In the second book, we met Loki, a Vittra Markis who sneaks into the palace courtyard and begs Wendy to run away with him. In Ascend, we find Loki battered and bruised at the door to the palace, and Wendy takes charge, depending on her closest friends to keep the secret of his presence while he heals and she can determine the reason for coming to Forening, of all places. Loki's charming, witty, sarcastic personality draw Wendy right in- instead of just harboring an enemy, she falls in love with him also.

Three days after her eighteenth birthday, Wendy and Tove are married, followed by a reception in which Wendy is to dance with everyone who asks. Tove has exceptionally strong powers and is a powerful backer to all of Wendy's ideas, but the marriage creates a certain awkwardness between the couple. When Elora dies, finally drained of energy from years of using her powers, Wendy has three days before she must be crowned Queen, ending the truce with the Vittra, leaving the kingdom open for an attack they can't possibly win.

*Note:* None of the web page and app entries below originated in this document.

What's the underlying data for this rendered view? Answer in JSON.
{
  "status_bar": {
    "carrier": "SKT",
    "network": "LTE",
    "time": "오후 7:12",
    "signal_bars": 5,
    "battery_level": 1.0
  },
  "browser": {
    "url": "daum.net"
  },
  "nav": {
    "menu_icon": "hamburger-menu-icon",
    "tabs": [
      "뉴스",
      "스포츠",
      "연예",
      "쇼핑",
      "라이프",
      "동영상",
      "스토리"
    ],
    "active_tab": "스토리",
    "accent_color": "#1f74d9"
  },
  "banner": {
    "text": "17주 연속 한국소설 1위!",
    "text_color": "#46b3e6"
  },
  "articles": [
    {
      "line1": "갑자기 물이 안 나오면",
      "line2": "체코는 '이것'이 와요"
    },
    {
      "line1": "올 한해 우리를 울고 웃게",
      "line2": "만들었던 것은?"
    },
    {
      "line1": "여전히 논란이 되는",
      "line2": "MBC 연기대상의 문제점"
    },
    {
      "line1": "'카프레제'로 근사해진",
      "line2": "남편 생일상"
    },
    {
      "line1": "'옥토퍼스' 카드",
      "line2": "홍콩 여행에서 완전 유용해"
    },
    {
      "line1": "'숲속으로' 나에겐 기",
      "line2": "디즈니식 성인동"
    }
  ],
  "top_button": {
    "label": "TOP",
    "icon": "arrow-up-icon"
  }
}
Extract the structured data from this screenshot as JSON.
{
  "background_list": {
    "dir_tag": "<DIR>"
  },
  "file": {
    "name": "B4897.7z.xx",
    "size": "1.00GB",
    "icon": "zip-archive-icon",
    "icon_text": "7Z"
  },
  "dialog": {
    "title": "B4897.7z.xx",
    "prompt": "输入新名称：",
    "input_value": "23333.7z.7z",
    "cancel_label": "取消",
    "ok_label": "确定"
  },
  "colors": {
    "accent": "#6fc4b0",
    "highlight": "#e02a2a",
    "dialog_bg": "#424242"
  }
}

The Trylle look on in horror as the Vittra decimate other Changling cities, just waiting for the chance to take over Forening. Seeing no better way to save her people, Wendy convinces Loki to take her to Oren, her father and King of the Vittra. Wendy knows Oren wants her for his own, as her powers are the strongest seen in a very long time, or he will ensure she can side with no one. Swearing love and loyalty to her, Loki takes her to the very man who nearly killed him for not bringing Wendy to him in the second book. Doing things her own way, as she often prefers, Wendy works out a deal with the King: no more attacks on any Changlings until she is crowned Queen, and in return, she will unite Forening with the Vittra and rule under him. Oren greedily takes the deal, unaware that this Princess will not let her kingdom go that easily.

While preparing to attack the Vittra unaware to gain the upper hand, Tove reveals to Wendy that he's gay, and they both admit they are not in love with each other. Tove's argument on the matter is especially moving: Trylle have very short lives due to their powers draining their life energy away, and with as strong at Tove's powers are, he pointed out that he would not have a long life and he'd like the chance to fall in love. They agree to an annullment as soon as the war with the Vittra ends, the first real decision made based on one's own happiness versus the good of the kingdom, though Tove would remain at her side, helping her make the changes she, and most of her generation, want to see in a kingdom that never shys from the old customs.

I was really unsatisfied at how much plot and content Hocking crammed into this third book. I strongly believe more should have been included in some scenes, such as the final war scene, the wedding reception, and her meeting with Oren. I also felt the last several chapters, the epitome of the entire book, were rushed and lacking in detail and minor content. The epilogue, the update on everyone a year later, was the greatest disappointment for me. It would have felt more natural to see the events that transpired over that year's time in a fourth book, where the characters and relationships would get the recognition they should have instead of a short summary of everyone's lives. It just felt too unnatural to me for Wendy Everly to be a mother, and it broke my heart to see Finn with a family of his own, just a page-turn away from the post-battle wrap-up. While I respect the author's decisions concerning the characters' relationships, I will always be a Wendy-Finn shipper (for you hardcore book bloggers who know what that means), even more so after he has become forbidden to her. But even Finn gets to find love in the end, and Wendy and Loki get to rule as King and Queen and unite the kingdoms under a positive rule aimed at changing their world to accomodate and enliven their dying culture to fit better with thoughts and ideals of the human world around them.

I can say, without a doubt, that I am sad this series is over. My only regret is that the epilogue ruins any hopes I previously had that Hocking would decide to write another. It's like a giant stamp over the last page that reads: AND THEY ALL LIVED HAPPILY EVER AFTER.